= DESCRIPTION OF THE TASK =
Every line of the records below that holds the word "title" should be copied out.

** EXCERPTED DATA follows **

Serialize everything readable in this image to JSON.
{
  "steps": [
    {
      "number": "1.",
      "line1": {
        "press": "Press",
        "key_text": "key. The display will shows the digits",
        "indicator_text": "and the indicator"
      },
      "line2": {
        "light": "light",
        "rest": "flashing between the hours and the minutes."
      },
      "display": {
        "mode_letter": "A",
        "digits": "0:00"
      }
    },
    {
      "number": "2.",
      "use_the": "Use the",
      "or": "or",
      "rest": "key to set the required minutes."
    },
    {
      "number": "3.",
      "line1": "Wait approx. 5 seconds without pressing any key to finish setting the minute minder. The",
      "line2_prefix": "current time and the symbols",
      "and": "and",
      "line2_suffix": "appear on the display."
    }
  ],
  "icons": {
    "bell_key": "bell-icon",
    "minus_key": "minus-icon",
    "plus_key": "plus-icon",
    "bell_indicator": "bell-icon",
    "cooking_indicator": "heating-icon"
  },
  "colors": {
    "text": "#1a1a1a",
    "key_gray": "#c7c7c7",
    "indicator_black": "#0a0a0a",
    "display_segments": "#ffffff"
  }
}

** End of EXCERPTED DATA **
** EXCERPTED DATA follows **

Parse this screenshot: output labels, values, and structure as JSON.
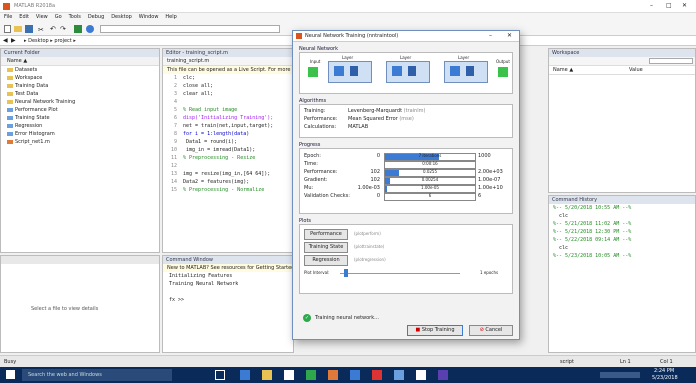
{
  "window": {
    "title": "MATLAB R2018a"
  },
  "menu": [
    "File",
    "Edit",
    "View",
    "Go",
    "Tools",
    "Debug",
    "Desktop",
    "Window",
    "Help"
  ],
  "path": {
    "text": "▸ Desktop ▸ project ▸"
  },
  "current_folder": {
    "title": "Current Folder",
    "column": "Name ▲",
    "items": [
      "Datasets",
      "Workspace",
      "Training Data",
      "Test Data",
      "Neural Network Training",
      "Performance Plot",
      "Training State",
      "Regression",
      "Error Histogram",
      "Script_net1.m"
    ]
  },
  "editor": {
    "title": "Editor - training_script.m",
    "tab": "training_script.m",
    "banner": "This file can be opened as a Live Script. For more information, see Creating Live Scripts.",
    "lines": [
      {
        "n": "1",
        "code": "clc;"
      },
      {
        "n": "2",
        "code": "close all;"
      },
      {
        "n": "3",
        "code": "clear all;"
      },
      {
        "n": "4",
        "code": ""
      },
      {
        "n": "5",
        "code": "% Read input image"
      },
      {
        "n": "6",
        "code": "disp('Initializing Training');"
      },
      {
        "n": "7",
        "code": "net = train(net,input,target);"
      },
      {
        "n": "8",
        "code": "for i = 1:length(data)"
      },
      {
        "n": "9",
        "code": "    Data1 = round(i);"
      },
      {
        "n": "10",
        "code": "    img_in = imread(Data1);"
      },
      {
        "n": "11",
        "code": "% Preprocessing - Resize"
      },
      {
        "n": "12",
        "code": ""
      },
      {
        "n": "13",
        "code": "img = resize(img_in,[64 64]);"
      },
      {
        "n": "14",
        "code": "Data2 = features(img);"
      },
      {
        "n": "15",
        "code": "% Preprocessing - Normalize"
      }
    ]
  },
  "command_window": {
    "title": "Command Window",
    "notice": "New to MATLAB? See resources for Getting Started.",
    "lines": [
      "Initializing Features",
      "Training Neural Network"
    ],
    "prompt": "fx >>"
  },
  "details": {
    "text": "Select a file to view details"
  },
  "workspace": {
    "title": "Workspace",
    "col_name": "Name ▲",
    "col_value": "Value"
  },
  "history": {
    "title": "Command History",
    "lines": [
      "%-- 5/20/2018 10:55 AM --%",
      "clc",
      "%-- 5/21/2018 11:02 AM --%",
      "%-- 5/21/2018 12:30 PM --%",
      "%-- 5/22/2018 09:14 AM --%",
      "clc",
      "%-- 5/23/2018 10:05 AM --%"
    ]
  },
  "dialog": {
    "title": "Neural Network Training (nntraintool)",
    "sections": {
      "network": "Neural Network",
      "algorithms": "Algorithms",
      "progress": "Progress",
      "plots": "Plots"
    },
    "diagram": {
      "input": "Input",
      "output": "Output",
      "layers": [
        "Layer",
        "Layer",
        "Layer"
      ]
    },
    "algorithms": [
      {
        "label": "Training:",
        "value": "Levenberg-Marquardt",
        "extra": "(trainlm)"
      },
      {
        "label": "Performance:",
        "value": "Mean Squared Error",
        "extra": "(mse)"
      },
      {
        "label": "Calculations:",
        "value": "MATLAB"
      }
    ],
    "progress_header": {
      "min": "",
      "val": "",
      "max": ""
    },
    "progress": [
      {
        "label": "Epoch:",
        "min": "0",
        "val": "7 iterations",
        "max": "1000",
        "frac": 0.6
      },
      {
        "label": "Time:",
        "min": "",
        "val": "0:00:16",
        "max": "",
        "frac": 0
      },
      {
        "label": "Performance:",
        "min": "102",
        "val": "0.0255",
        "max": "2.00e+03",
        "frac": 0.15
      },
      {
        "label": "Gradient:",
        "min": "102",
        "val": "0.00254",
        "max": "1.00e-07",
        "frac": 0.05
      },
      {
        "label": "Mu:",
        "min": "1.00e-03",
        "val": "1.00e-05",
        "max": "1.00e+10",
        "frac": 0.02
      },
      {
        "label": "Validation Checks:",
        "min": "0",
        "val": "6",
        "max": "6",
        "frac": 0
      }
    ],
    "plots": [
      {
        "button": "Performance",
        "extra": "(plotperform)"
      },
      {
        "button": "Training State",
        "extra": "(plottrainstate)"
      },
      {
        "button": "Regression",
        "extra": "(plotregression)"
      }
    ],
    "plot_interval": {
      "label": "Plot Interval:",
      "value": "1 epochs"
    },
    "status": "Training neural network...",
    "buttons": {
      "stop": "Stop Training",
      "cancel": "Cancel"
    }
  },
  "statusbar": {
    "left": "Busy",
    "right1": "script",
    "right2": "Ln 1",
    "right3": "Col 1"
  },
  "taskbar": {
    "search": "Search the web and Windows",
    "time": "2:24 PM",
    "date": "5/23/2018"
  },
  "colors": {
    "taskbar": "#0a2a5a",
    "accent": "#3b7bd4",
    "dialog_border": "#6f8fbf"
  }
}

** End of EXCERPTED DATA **

= WRITTEN REPLY =
    "title": "MATLAB R2018a"
    "title": "Current Folder",
    "title": "Editor - training_script.m",
    "title": "Command Window",
    "title": "Workspace",
    "title": "Command History",
    "title": "Neural Network Training (nntraintool)",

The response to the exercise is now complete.